A photo project brought me back to the Gaza War Cemetery with a photographer I know. Most photographers, including us, know that the better time to shoot (pictures) is early morning or at sunset, the light softer, shadows play tricks… in general everything is nicer that the midday glare you get with bright sunlight.
But particularly in a place like Gaza, where that midday sunlight is accompanied by intense heat, photographing is really best left to morning or evening.
We arrived at 1pm.
Ibrahim Jeradeh, the dignified older caretaker of the grounds for decades, was there, in his prime. Always happy to receive visitors, he seems. Today we were looking for specific graves, and although this man knows his grounds and could estimate the number of graves from a particular country, he is also very exacting.
Consulting his log book, he told us there were 258 graves from that country we sought, with another 35 in the Deir al Balah War Cemetary. We`d expected a handful. Suddenly photographing at midday became a bit more arduous.
Taking a break from the sun after an hour of seeking and photographing, we sat under one of the many well-kept trees.
And although it is Ramadan, and although his family is Muslim and fasting, Ibrahim sent a grandson out with two glasses of juice and a bottle of water, thinking only of his visitors’comfort. It was awkward, as his hospitality was something I don’t want to disdain, but at the same time, I didn’t want to drink outside during fasting hours.
He also sent a hat to shade me from the sun, as I’d left mine at home.
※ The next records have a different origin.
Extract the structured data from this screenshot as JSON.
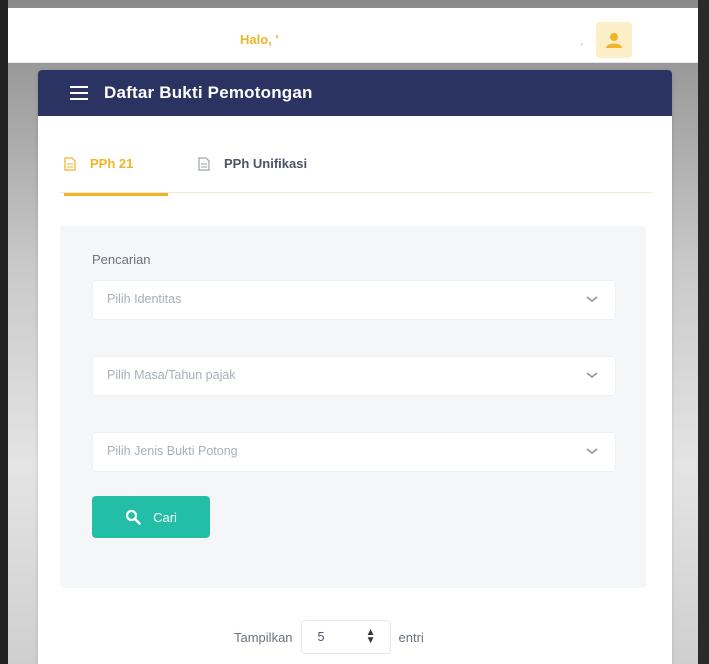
{
  "header": {
    "greeting": "Halo, '",
    "dot": "."
  },
  "card": {
    "title": "Daftar Bukti Pemotongan"
  },
  "tabs": [
    {
      "label": "PPh 21",
      "active": true
    },
    {
      "label": "PPh Unifikasi",
      "active": false
    }
  ],
  "search": {
    "label": "Pencarian",
    "identitas_placeholder": "Pilih Identitas",
    "masa_placeholder": "Pilih Masa/Tahun pajak",
    "jenis_placeholder": "Pilih Jenis Bukti Potong",
    "button_label": "Cari"
  },
  "entries": {
    "prefix": "Tampilkan",
    "value": "5",
    "suffix": "entri"
  },
  "colors": {
    "header_bg": "#2a3361",
    "accent": "#f0b429",
    "button": "#22bfa6"
  },
  "icons": [
    "user-icon",
    "menu-icon",
    "document-icon",
    "chevron-down-icon",
    "search-icon",
    "sort-icon"
  ]
}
Why all this, as we are only random strangers there for a project, he will not benefit in any compensatory way…? Why? Because he can, and the will to serve guests is as deeply ingrained as the olive trees’ roots in the land (before being bulldozed by the IOF, that is).
Two lovely creatures appeared, granddaughters, coquettish and childish.
Last time I’d spoke with Ibrahim he’d talked of the massacre, and where he’d been while Israel bombed Gaza for 3 weeks.
“I stayed here, watching over the cemetery,” he’d said. His house sits next to the grounds, in turn not far from Jebal Kashef (Kashef hill), where Israeli tanks congregated, from where shells exploded and phosphorous rained down, he said.
Leaving the second half of graves to be photographed for another day, we sought a taxi back to Gaza City. A van rumbled past, honked, stopped, and backed up. These kind of services are usually for longer distance trips, not within the city. But the driver remembered me from our work accompanying farmers down in the east of Khan Younis.
“Where have you been?!” he asked, for it was months since he’d last driven us. I explained that while the farmers are still being shot at by the Israeli soldiers patrolling the Green Line, there isn’t so much organized work during the summer, we haven’t been contacted. Likely in a month’s time, the planting will begin and we will resume the accompaniment.
He wouldn’t accept any fare, wanted to drive us where we needed. Earlier, the taxi I’d taken to the cemetery had passed the entrance road (because I’d not seen it). Instead of leaving me on the sidewalk to walk back he circled round and did the route again, dropping me at the entrance and insisting I call if I needed anything at all.